“This relationship has gone south and it’s gone south fast, and it’s not too late to rescue it,” Baird said in an interview with CTV News.
“We share an important amount of interest with Saudi Arabia. They’re battling the Islamic State, they’re battling Iran, who has taken out the government in the neighbouring country of Yemen, and it’s in our interest to work cooperatively.”
Baird says he spoke for 15 minutes about women’s rights when he met with the man who is now Saudi King Salman. Baird was Canada’s foreign affairs minister from 2011 to 2015. He now advises several companies and has three clients who do business in Saudi Arabia.
Trudeau must fly to Riyadh to speak directly to the King or Crown Prince Mohammad bin Salman.
“You do it respectfully and face to face, and not do diplomacy via Twitter,” Baird said.
Officials say Canada routinely raises human rights issues in private meetings with Saudi Arabia and noted that Freeland raised them in May during a bilateral meeting with the Saudi foreign minister. They did not directly answer whether she raised the concerns noted in the tweet before it was sent.
Speaking in Montreal, Prime Minister Justin Trudeau said the Canadian government continues to engage with the Saudi Arabian government.
“The minister of foreign affairs [Chrystia Freeland] had a long conversation with their foreign minister yesterday and diplomatic talks continue,” he said.
“But as the minister has said and as we will repeat, Canada will always speak strongly and clearly in private and in public on questions of human rights.”
Saudi Arabia selling Canadian assets: report
The repercussions now include Saudi Arabia’s central bank and state pension funds issuing orders to eliminate new Canadian investments “no matter the cost,” according to a report by the Financial Times.
The move could explain Tuesday’s poor performance by Canadian markets, which fell due to selling activity by an unknown investor.

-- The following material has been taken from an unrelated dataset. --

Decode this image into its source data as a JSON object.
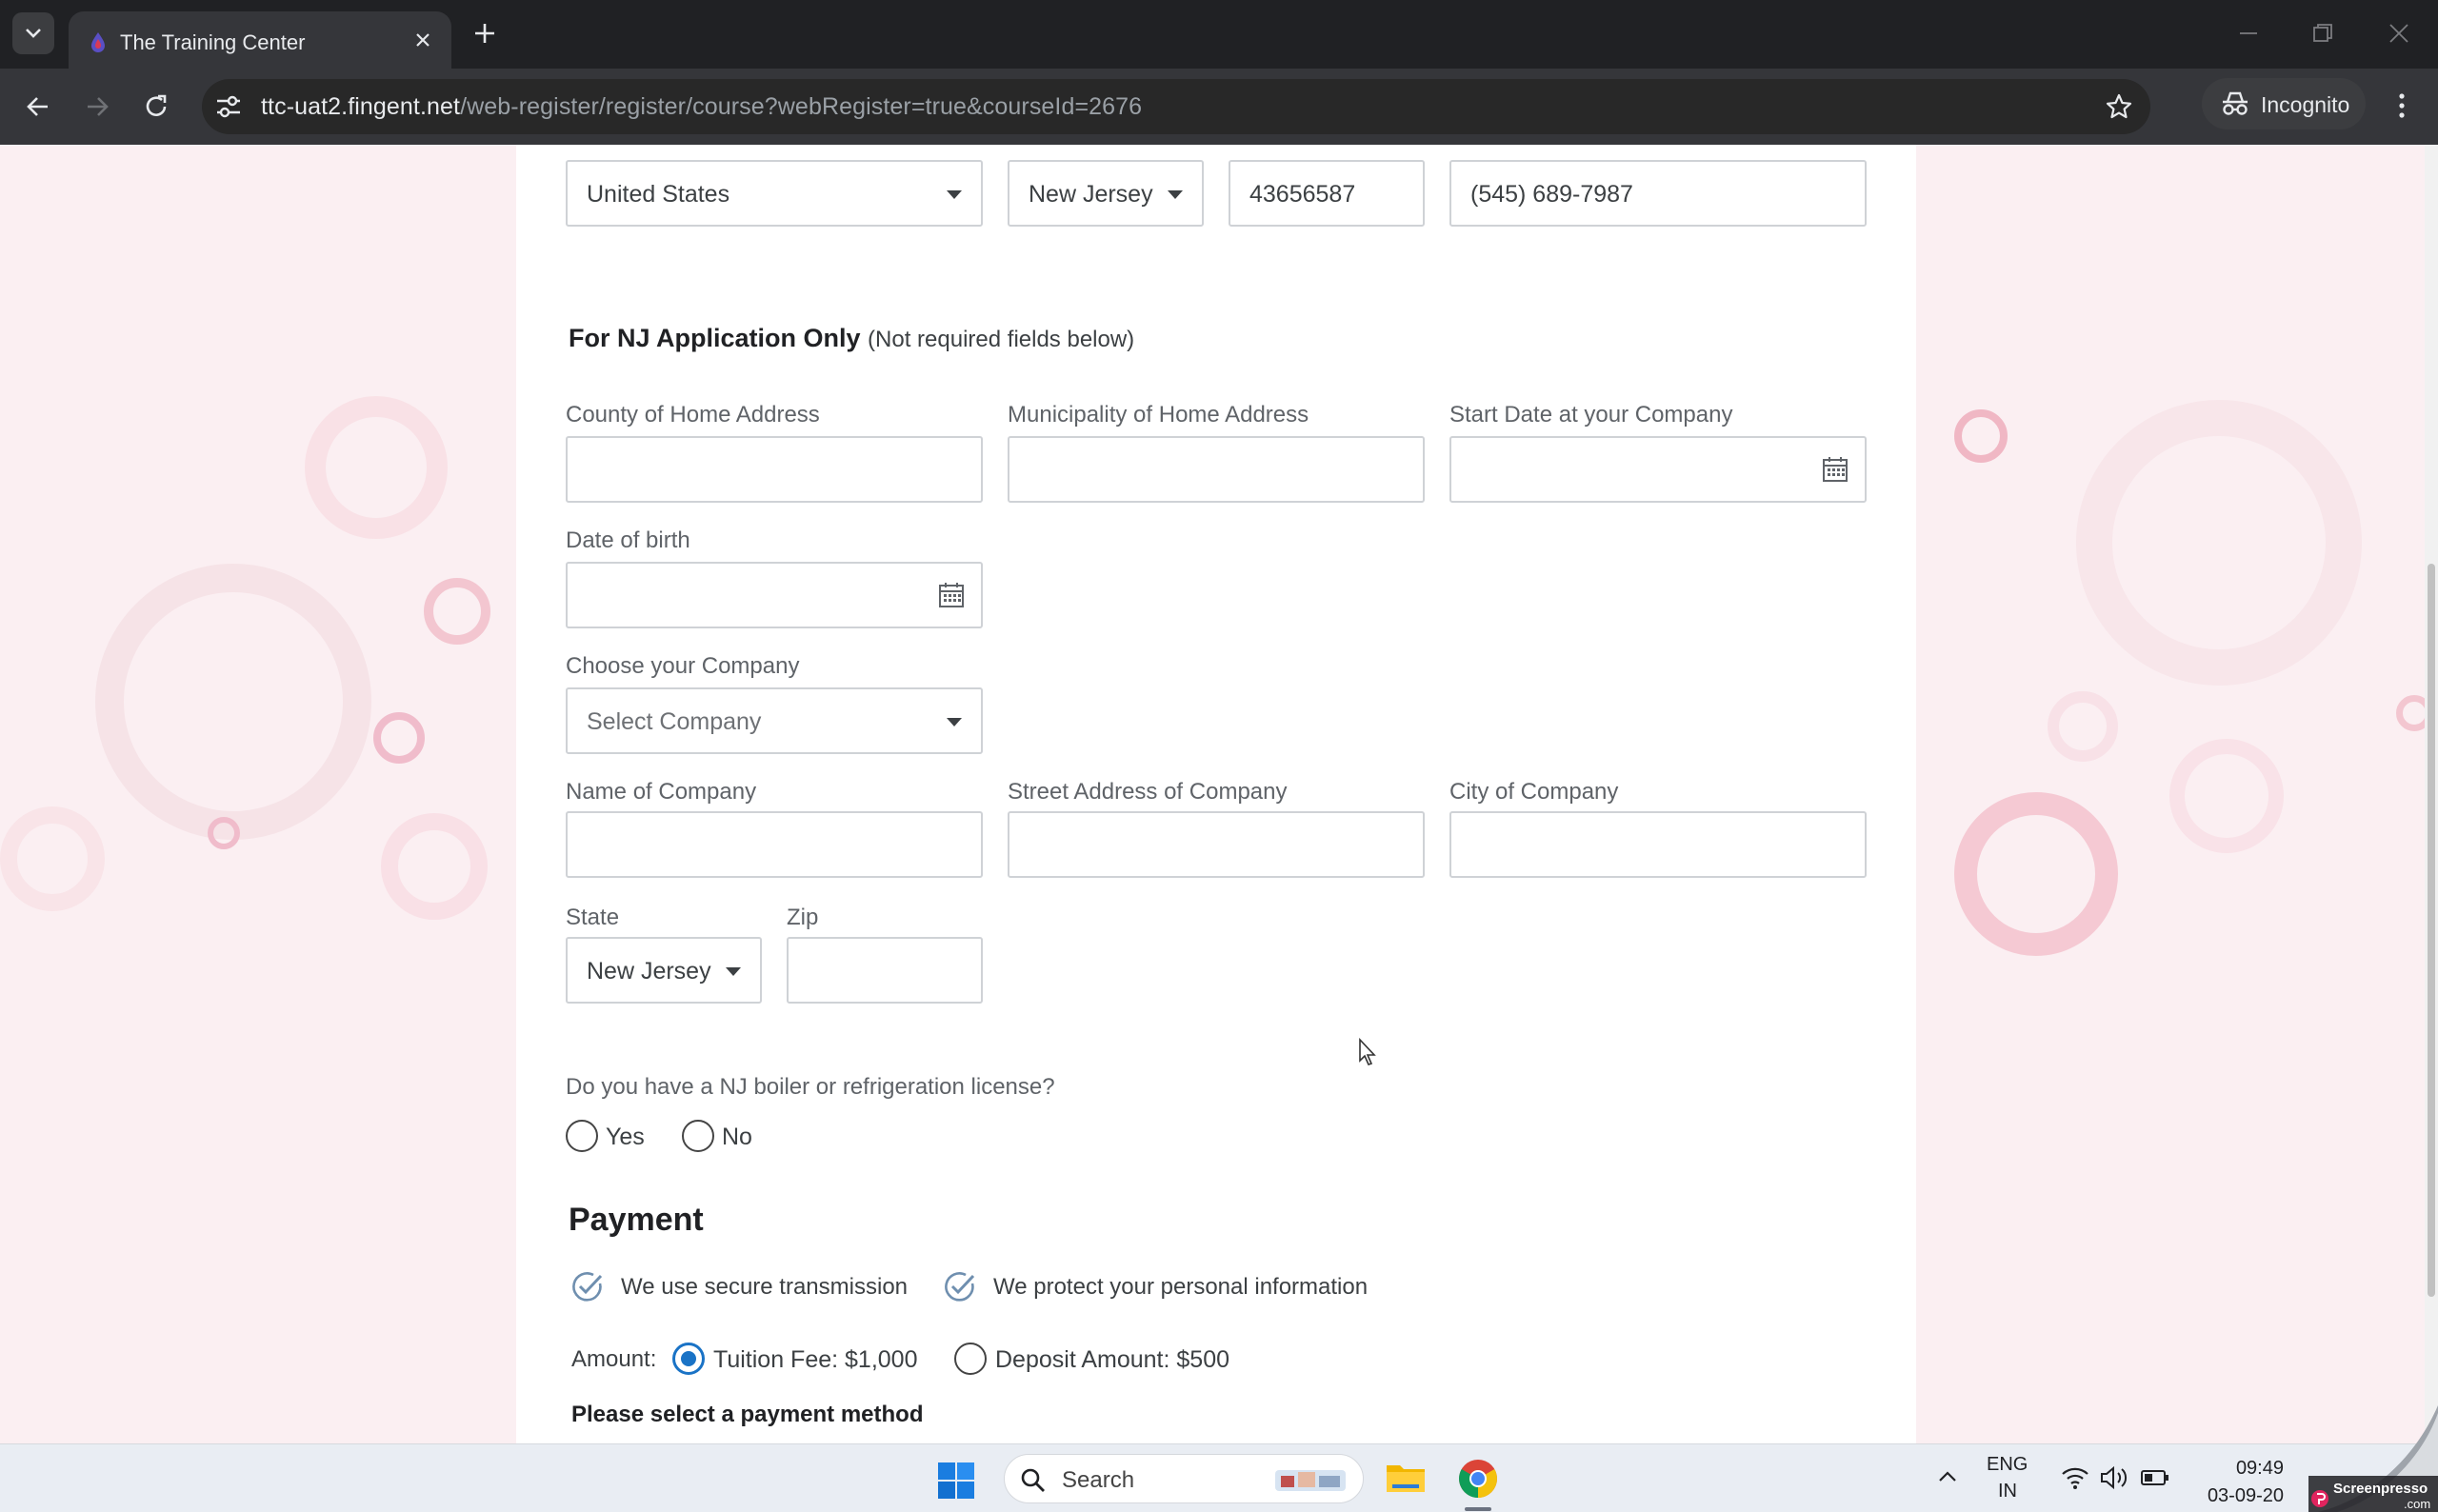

The reported sell-off is the latest in a series of measures taken by Saudi Arabia since the Canadian government called on the kingdom to release detained female bloggers and activists.
The Saudi government instructed Saudi nationals staying in Canadian hospitals to leave the country. More than 15,000 post-secondary students were previously ordered to leave Canada and return to Saudi Arabia.
Canada’s ambassador to the country was expelled earlier this week, while the Saudis recalled their own ambassador from Ottawa. Trade has also been frozen between the two countries.
Analysts say the moves suggest Saudi Arabia is using Canada to send a message to the rest of the West about attempts to interfere in what it sees as its internal affairs.
On Wednesday, Saudi Arabia’s foreign minister shifted responsibility for resolving the dispute back to Canada, telling a news conference in Riyadh that “Canada knows what it needs to do,” according to multiple reports.
Adel al-Jubeir said there’s nothing to mediate in the spat, and said Saudi Arabia is considering additional measures against Canada.
“A mistake has been made and a mistake should be corrected,” he said, according to a Reuters report.
The Canadian government says it continues to seek clarity from the kingdom “on various issues” and referred questions about the reported asset sell-off, as well as about the foreign minister’s remarks, to the Saudi government.
“The Embassy’s trade officers in addition to the wider Trade Commissioner Service are actively engaged with Canadian business interests and will continue to work with them and the relevant authorities in the coming days,” Amy Mills wrote in an email to BNN Bloomberg.
Export Development Canada, a Crown corporation that provides financing and advice to Canadian exporters, says it is reviewing its position on Saudi Arabia. The commercial institution had the country listed as open for business with a low risk of political interference, the National Post said Tuesday. By Wednesday it had removed the previous assessment and noted the review is happening “in light of recent events.”
With files from CTVNews.ca staff